Accomplished during last week (vacation!):
Saturday–Monday: Spent a long weekend with B at a friend’s house in Rhode Island to celebrate the 13th anniversary of our first date. Lolled about on the beach, ate fried clams, drove up the coast, visited Kinney Azalea Gardens in Kingston. A wonderful start to the vacation.
Tuesday: Trucked eight large carts of compost down to the flower bed by the road. In the spring this bed is filled with daffodils, whose ripening leaves are really beginning to bug me now as they look so messy. For the past three summers I’ve been planting out red zinnias in at least half the bed. This year, the entire bed will be filled with zinnias (mostly red, some green—Merry Christmas!—as well as a yet-to-be-revealed color from seeds I collected last fall). The seed packets say germination occurs in 7–10 days. I planted ours on Tuesday late afternoon and saw the first sprouts on Sunday morning. Psyche!
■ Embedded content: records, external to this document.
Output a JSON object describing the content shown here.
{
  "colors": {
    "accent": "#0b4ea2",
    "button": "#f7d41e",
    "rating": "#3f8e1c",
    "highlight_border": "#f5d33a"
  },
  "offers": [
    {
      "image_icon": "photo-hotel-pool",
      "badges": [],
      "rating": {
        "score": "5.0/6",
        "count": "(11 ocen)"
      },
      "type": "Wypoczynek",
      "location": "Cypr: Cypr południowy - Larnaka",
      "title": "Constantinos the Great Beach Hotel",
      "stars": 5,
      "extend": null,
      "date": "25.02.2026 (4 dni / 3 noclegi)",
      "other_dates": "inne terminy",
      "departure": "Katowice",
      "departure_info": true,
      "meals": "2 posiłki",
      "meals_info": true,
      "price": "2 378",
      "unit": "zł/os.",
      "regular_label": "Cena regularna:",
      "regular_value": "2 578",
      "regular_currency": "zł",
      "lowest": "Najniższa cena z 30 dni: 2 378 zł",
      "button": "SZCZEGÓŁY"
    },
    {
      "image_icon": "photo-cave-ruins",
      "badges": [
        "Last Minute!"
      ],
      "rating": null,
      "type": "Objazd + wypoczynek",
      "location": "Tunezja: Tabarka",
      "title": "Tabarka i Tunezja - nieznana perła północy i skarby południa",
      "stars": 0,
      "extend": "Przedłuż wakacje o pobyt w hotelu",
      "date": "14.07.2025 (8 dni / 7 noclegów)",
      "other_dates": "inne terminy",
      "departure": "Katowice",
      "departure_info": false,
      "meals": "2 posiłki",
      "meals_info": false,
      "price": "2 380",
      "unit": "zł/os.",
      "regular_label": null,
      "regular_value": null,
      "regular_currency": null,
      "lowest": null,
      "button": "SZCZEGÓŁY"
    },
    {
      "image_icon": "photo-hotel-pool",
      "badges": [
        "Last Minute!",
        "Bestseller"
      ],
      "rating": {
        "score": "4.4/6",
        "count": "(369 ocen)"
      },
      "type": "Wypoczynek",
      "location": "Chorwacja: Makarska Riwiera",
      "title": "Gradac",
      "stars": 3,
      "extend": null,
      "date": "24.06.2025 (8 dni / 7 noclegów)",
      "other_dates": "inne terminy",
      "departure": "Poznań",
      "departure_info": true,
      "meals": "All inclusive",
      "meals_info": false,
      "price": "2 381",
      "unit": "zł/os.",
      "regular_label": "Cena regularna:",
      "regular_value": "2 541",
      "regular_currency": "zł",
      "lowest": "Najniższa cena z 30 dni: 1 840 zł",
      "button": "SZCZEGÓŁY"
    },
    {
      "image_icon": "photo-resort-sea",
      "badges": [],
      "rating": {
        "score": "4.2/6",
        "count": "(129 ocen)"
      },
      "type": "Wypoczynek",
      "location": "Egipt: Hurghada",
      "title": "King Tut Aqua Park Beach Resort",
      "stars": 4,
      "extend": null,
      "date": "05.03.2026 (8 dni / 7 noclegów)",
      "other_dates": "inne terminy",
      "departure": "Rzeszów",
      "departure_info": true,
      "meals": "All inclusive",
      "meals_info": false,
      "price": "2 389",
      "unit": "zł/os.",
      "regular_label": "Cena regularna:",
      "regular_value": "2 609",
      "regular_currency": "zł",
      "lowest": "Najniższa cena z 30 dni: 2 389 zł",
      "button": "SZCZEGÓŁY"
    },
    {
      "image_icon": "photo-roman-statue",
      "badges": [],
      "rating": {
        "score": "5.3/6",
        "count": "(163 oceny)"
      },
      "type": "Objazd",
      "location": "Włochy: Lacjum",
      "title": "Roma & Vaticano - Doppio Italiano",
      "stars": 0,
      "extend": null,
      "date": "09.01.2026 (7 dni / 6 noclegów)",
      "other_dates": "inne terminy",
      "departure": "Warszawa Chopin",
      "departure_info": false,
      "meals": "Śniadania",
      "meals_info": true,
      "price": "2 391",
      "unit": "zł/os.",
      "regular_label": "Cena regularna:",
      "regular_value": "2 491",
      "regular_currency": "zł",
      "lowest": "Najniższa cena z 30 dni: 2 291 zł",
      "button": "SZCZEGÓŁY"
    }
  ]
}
Wednesday: Extended the dahlia bed by the chicken coop and dug in two large carts of compost to accommodate eight dahlia plants as well as three hills of melons. I know, I know, an odd combination, but that bed gets a lot of sun and I think the melons will do well there. Planted the following on Wednesday afternoon: “Gallery Galia,” “Solid Gold Cantaloupe,” and “Earlidew Honeydew” seeds from Renee’s Garden Seeds. These are supposed to ripen in 85 days, which would be, gulp, 10 September. Oh well, good luck to us all! Planted out “Bloodstone” and “White Fawn” dahlias in the perennial bed and then “Andries Orange,” “Clair de Lune,” “Giraffe,” “Kaiser Wilhelm,” two “Little Beeswings,” “Winsome,” and “Yellow Gem” (that makes eight) in the extended dahlia bed. This year I didn’t crowd them in as much as I did last year, so we’ll see how that goes. Behind and above will be morning glories (“Black Knight” and “Heavenly Blue”) and moonflowers. Nobody said this would be an especially subtle or well-coordinated bed. At this point in my gardening life, I just want to grow lots and lots of dahlias and be shocked and amazed by all the color (I’m particularly looking forward to “Giraffe” and “Winsome”).
Note to self: Last year I planted the dahlias out on 1 June; this year, 18 June, more than two weeks later. I could have planted them the weekend of 6 June, but I was at the house for an overnight only and we’d just had a late frost the week before, so I was a little skeered. Fingers crossed that these guys grow like crazy now and that we’ll have blooms sometime in July.
Thursday: Spent a rainy day recovering from carting and digging in the ten loads of compost on Tuesday and Wednesday. By mid-day, I had recovered enough to take a drive out to Watkins Nursery in Glens Falls where I bought a castor bean plant. I know, I know: Poisonous! But I’ve always wanted to grow this. B has planted it behind the bench in his vegetable garden (irony), and we’ve promised we won’t accidentally poison ourselves with castor bean soup. (I realize that someone somewhere has probably already won a Darwin Award doing something like that; even so I guess it isn’t especially funny . . . Oh, come on.)
Friday: Went with B and Betty to West Dover, Vermont, to attend the Fourteenth Annual North Hill Symposium, where we heard presentations by Wayne Winterrowd, Joe Eck, Bill Thomas of Chanticleer Garden near Philadelphia, Ken Druse, sculptor and gardener Marcia Donahue from California, and Carol Reese from the University of Tennessee. The theme of the symposium was “Art, Wit, and Whimsy in the Garden,” and the day was exhausting but wonderful. Loved especially Wayne Winterrowd’s reminiscences of growing up and becoming a gardender in Louisiana, Bill Thomas’s photographs of the gardens at Chanticleer (lots of inspiration), and Carol Reese’s sense of humor and joy. I think of gardening as a mostly solitary pursuit, so it was amazing and all kinds of wonderful to see so many gardeners in one place at one time. At lunch we sat across from a Woodstock, Vermont, gardener who had brought her three gardening assistants with her. Hard. Core.
Saturday: Went with B and Betty to Readsboro, Vermont, to tour Joe Eck and Wayne Winterrowd’s garden at North Hill. Pictures to come. Amazing.
Sunday: Sang at church and then went home to plant a Chionanthus virginicus (also called Fringe Tree or Old Man’s Beard) that B and I bought on Saturday afternoon after reading about it months ago, seeing it for sale at the symposium on Friday (a nursery there was selling it), and coming across it in situ at North Hill. What an absolutely gorgeous small tree. We planted ours near the prayer shack. Betty generously offered to water it for us this week. Thank you, Betty!